The riots are not about individual criminals, they are about consequence of a system. The riots are predictable because society has led my generation to believe that in order to discover who you are you must consume, if you cannot then you will die. Think of advertisements stating no less; ‘You need.’ ‘You deserve.’

The destination of Maslow’s hierarchy of needs is ‘self actualization’. Here is the issue; we are all seeking identity, to know who we are, what we are for, our purpose. The riots and looting were about grasping for the perceived building blocks of self identity. We have successfully built a social system which believes that our identity and purpose revolves around consuming certain products.
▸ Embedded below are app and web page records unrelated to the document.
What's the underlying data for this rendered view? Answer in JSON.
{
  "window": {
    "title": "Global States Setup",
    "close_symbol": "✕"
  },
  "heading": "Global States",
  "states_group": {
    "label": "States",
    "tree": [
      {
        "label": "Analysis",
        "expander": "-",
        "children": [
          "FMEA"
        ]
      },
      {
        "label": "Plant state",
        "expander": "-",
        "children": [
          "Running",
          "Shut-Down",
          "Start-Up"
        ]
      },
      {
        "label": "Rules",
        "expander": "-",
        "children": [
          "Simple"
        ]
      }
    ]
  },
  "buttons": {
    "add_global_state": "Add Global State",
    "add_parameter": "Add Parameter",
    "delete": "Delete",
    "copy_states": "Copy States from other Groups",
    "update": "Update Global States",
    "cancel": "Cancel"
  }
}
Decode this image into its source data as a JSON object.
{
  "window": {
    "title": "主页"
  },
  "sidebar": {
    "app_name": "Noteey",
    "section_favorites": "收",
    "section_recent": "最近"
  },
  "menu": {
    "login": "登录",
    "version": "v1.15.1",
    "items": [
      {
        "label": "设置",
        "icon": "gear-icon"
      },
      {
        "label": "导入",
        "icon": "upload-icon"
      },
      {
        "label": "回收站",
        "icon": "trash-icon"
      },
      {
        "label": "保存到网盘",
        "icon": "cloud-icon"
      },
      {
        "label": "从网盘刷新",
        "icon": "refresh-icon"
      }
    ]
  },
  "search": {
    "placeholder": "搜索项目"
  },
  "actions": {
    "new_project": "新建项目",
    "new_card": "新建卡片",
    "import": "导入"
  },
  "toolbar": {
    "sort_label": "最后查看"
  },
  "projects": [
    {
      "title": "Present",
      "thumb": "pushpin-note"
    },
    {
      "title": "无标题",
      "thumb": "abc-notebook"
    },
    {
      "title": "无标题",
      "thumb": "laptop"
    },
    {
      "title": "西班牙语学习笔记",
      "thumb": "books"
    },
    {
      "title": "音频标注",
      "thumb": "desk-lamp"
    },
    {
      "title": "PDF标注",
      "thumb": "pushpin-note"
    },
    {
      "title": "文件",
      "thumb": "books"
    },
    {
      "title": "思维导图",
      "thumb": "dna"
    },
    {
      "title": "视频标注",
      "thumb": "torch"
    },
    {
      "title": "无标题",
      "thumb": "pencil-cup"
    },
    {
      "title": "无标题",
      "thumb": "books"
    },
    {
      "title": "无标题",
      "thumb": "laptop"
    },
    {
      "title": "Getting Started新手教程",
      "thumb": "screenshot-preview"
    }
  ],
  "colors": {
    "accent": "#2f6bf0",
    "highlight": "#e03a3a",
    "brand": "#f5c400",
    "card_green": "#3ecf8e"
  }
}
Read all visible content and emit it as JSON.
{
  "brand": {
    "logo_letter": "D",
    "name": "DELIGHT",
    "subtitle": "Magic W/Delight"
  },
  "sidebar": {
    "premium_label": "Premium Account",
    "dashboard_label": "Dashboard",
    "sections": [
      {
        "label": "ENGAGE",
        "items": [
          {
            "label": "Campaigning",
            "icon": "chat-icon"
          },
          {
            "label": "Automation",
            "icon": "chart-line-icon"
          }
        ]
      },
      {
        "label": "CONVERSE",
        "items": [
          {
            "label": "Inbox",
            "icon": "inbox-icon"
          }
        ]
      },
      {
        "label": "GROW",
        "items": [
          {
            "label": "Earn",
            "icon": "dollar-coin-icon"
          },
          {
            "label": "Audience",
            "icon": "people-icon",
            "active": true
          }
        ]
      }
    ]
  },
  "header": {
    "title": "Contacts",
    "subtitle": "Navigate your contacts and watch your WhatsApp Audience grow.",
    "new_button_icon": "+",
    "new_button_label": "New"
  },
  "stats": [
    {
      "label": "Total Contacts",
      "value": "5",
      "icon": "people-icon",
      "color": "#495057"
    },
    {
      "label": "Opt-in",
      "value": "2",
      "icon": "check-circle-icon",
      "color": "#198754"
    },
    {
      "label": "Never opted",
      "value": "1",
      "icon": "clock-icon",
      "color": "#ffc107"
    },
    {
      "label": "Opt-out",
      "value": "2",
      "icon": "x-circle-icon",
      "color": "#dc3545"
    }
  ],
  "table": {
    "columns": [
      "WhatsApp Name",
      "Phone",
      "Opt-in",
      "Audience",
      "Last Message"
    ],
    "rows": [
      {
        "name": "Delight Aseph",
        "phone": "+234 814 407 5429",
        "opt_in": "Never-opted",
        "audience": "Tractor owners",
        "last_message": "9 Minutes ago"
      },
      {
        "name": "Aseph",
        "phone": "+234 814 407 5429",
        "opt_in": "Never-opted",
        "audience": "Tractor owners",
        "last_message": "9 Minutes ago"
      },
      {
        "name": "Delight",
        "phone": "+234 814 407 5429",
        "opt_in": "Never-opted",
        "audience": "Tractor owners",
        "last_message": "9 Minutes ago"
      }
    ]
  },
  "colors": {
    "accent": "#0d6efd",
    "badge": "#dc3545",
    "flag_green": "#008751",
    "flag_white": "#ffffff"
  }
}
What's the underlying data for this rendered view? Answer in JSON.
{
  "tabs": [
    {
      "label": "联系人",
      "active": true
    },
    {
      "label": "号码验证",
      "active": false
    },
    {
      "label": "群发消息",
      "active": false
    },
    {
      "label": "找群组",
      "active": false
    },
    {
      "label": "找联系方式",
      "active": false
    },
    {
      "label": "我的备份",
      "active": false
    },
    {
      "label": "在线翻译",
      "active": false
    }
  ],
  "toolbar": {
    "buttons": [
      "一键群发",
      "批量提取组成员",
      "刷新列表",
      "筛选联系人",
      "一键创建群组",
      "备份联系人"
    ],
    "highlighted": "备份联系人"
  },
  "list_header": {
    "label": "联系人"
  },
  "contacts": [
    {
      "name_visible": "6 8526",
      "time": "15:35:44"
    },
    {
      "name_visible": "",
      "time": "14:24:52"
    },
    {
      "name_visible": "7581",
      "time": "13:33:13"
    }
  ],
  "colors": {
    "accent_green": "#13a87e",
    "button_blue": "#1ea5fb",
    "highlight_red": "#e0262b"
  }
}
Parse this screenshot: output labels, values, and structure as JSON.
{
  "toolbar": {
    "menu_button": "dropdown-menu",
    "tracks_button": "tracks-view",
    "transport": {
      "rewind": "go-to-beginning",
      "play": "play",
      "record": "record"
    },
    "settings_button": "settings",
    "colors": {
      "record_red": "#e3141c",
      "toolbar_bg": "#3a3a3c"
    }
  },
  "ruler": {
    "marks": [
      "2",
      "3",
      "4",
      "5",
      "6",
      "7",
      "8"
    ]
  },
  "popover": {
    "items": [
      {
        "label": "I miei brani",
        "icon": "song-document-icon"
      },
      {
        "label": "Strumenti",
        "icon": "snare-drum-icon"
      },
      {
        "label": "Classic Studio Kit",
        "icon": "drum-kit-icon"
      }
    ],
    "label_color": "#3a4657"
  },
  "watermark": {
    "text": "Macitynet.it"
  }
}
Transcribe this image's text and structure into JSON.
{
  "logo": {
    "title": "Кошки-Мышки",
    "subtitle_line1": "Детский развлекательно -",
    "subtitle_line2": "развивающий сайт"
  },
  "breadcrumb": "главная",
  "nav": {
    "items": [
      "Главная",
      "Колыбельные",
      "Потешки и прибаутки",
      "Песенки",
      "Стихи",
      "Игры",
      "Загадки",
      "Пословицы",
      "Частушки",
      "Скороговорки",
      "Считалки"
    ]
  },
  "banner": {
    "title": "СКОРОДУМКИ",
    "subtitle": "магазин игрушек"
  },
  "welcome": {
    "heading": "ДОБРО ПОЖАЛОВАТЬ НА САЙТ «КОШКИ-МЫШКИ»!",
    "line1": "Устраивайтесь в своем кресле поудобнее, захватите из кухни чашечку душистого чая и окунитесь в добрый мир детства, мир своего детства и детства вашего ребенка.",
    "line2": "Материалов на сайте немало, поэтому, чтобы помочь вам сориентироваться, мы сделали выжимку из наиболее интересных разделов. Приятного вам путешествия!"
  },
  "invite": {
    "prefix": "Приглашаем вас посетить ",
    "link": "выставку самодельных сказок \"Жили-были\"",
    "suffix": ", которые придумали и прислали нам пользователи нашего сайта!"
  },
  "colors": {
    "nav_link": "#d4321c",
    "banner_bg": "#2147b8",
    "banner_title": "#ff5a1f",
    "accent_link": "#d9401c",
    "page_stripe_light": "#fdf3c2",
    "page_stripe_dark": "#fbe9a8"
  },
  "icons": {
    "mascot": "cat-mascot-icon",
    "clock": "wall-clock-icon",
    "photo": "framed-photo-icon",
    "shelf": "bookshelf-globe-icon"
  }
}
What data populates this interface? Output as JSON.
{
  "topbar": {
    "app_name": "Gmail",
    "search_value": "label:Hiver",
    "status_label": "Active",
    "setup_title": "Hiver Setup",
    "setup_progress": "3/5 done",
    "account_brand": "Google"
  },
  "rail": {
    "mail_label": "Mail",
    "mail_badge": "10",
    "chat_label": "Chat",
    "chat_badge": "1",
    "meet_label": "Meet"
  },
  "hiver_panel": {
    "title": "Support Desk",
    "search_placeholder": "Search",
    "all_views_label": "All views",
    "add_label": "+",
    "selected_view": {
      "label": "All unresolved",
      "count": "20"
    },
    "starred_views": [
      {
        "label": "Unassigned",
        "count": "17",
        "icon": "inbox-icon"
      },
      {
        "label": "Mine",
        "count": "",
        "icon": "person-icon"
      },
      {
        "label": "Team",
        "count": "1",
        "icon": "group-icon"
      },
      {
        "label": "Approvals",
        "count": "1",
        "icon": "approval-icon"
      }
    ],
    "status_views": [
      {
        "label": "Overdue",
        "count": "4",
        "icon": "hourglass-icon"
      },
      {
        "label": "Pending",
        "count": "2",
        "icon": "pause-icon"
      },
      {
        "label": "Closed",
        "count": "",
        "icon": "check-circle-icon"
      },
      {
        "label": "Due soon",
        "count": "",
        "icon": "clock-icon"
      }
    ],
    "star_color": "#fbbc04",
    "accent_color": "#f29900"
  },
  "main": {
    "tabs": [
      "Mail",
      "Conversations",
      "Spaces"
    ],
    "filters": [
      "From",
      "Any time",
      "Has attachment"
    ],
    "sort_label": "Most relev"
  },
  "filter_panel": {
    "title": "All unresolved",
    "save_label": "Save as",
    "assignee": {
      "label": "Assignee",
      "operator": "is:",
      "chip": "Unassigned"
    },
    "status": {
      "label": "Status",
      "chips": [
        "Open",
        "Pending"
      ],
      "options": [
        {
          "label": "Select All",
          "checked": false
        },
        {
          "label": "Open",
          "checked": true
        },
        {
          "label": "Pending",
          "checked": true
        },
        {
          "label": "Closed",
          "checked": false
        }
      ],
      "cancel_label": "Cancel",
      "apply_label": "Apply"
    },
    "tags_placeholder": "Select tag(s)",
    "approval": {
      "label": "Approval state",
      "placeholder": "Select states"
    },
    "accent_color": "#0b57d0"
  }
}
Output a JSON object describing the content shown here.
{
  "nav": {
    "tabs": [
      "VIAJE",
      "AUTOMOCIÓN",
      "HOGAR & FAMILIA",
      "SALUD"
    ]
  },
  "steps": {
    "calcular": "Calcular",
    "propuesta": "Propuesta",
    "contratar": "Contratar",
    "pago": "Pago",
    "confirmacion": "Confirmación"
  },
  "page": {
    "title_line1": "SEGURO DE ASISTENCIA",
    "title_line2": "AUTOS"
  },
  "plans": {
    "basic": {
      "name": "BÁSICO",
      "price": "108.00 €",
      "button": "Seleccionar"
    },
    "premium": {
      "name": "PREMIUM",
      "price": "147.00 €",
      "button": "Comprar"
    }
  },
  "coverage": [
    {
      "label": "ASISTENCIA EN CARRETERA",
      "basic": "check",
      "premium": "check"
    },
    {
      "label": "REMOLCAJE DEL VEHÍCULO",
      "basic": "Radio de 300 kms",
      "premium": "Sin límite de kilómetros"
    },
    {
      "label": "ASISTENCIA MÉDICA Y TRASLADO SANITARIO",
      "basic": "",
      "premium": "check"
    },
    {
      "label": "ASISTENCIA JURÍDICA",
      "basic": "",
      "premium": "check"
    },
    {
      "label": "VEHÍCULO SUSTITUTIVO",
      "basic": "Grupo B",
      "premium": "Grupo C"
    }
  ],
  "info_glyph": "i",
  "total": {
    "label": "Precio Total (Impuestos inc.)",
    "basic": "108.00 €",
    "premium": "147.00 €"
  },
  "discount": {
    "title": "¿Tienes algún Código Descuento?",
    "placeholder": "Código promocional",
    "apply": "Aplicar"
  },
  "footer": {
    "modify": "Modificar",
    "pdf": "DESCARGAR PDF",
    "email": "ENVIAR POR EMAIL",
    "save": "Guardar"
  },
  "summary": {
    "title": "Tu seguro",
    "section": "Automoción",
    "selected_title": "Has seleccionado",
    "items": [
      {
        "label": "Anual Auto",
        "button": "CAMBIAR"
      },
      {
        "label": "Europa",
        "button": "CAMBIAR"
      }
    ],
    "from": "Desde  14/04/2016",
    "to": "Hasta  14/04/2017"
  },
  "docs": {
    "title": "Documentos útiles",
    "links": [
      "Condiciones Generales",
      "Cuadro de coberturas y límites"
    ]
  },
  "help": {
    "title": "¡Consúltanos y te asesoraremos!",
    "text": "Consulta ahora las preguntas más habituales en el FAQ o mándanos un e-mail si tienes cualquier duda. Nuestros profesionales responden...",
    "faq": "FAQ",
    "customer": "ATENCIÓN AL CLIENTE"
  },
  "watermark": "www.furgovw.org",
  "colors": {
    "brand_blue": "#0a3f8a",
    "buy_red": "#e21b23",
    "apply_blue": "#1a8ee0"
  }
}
Add to this implicit message the belief, that one can know ones self, with the statement, ‘To thine own self be true’ and we begin to see the twisted path we’re on.

The very fact that the purpose for which we need food, love, etc. is to find out about ourselves is dubious to say the least. Is self actualization and self identity really the benchmark for mental health? is this really the purpose of our lives? What I read in Scripture is very different.

He called the crowd with his disciples, and said to them, “If any want to become my followers, let them deny themselves…” (Mk 8:34, Lk 14:27)

You were taught to put away your former way of life, your old self… and to clothe yourselves with the new self, created according to the likeness of God in true righteousness and holiness. (Eph 4:22-24)

Do not lie to to one another, seeing that you have stripped off the old self with its practices and have clothed yourselves with the new self…according to the image of its creator. (Col 3:9-10)

Without heading into a whole chapter of my book (you’ll have to continue to wait for that!) I believe to be ‘Christian’ is to allow all our self to perish in order that we can be more like Christ. My view of Christ is informed very much by Paul’s letter to the Philippians,

Let the same mind be in you that was in Christ Jesus, who, though he was in the form of God, did not regard equality with God as something to be exploited, but emptied himself, taking the form of a slave, being born in human likeness. And being found in human form, he humbled himself and became obedient to the point of death- even death on a cross. (Phil 2:5-8)

What Christ modeled in his death was the total emptying of ‘self’, selfish ambition, desires, basic needs, ‘self’. As a follower of Christ we must become like Christ, emptying ourselves and putting on Christ.

That’ll do for now…

Come back for (part II) for further exploration. Until then find some time to listen to some of the political rhetoric flying around and reflect on what people are trying to achieve. Pray for our society lost in a matrix of problems revolving around self identity and purpose.